_Task to complete:_
What is needed here is an exact copy of all the entries below.

Excerpts from an interface dataset
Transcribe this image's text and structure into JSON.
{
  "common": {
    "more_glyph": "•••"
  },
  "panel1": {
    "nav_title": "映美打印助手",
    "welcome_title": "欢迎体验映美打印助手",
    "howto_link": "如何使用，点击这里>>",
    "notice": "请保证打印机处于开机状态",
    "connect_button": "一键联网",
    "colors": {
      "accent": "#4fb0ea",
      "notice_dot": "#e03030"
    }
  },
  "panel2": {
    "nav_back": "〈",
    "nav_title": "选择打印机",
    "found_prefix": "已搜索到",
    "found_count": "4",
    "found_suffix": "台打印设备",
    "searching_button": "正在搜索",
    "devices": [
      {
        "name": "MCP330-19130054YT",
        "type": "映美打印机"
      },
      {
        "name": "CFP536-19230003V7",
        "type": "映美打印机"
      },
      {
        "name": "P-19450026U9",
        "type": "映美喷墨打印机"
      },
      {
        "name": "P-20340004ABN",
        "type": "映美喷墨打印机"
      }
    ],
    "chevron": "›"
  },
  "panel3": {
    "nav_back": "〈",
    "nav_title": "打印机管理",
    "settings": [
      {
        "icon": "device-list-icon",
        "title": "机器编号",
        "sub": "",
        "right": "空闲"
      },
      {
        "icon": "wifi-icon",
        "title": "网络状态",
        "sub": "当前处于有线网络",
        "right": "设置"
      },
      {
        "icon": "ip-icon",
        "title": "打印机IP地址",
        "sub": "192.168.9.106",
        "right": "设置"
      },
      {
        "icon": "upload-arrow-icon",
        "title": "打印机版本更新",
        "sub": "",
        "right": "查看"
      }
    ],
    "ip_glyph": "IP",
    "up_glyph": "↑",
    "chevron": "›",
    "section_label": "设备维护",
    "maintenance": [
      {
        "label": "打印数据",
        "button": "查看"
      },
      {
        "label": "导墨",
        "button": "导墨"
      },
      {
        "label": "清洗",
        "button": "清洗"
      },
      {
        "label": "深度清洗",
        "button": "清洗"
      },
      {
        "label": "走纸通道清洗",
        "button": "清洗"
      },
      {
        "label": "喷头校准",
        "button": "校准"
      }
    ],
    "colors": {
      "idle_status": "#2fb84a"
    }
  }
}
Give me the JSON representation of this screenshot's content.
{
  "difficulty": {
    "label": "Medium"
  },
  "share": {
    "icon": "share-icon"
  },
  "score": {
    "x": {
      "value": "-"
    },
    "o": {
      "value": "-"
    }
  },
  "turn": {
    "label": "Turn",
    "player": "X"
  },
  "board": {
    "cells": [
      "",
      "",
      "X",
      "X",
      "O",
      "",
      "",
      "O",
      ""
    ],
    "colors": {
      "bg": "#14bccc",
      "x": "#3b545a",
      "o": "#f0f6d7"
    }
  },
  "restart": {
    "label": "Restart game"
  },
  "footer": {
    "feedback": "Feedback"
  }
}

_Task solution:_
Transcribe this image's text and structure into JSON.
{
  "common": {
    "more_glyph": "•••"
  },
  "panel1": {
    "nav_title": "映美打印助手",
    "welcome_title": "欢迎体验映美打印助手",
    "howto_link": "如何使用，点击这里>>",
    "notice": "请保证打印机处于开机状态",
    "connect_button": "一键联网",
    "colors": {
      "accent": "#4fb0ea",
      "notice_dot": "#e03030"
    }
  },
  "panel2": {
    "nav_back": "〈",
    "nav_title": "选择打印机",
    "found_prefix": "已搜索到",
    "found_count": "4",
    "found_suffix": "台打印设备",
    "searching_button": "正在搜索",
    "devices": [
      {
        "name": "MCP330-19130054YT",
        "type": "映美打印机"
      },
      {
        "name": "CFP536-19230003V7",
        "type": "映美打印机"
      },
      {
        "name": "P-19450026U9",
        "type": "映美喷墨打印机"
      },
      {
        "name": "P-20340004ABN",
        "type": "映美喷墨打印机"
      }
    ],
    "chevron": "›"
  },
  "panel3": {
    "nav_back": "〈",
    "nav_title": "打印机管理",
    "settings": [
      {
        "icon": "device-list-icon",
        "title": "机器编号",
        "sub": "",
        "right": "空闲"
      },
      {
        "icon": "wifi-icon",
        "title": "网络状态",
        "sub": "当前处于有线网络",
        "right": "设置"
      },
      {
        "icon": "ip-icon",
        "title": "打印机IP地址",
        "sub": "192.168.9.106",
        "right": "设置"
      },
      {
        "icon": "upload-arrow-icon",
        "title": "打印机版本更新",
        "sub": "",
        "right": "查看"
      }
    ],
    "ip_glyph": "IP",
    "up_glyph": "↑",
    "chevron": "›",
    "section_label": "设备维护",
    "maintenance": [
      {
        "label": "打印数据",
        "button": "查看"
      },
      {
        "label": "导墨",
        "button": "导墨"
      },
      {
        "label": "清洗",
        "button": "清洗"
      },
      {
        "label": "深度清洗",
        "button": "清洗"
      },
      {
        "label": "走纸通道清洗",
        "button": "清洗"
      },
      {
        "label": "喷头校准",
        "button": "校准"
      }
    ],
    "colors": {
      "idle_status": "#2fb84a"
    }
  }
}
Give me the JSON representation of this screenshot's content.
{
  "difficulty": {
    "label": "Medium"
  },
  "share": {
    "icon": "share-icon"
  },
  "score": {
    "x": {
      "value": "-"
    },
    "o": {
      "value": "-"
    }
  },
  "turn": {
    "label": "Turn",
    "player": "X"
  },
  "board": {
    "cells": [
      "",
      "",
      "X",
      "X",
      "O",
      "",
      "",
      "O",
      ""
    ],
    "colors": {
      "bg": "#14bccc",
      "x": "#3b545a",
      "o": "#f0f6d7"
    }
  },
  "restart": {
    "label": "Restart game"
  },
  "footer": {
    "feedback": "Feedback"
  }
}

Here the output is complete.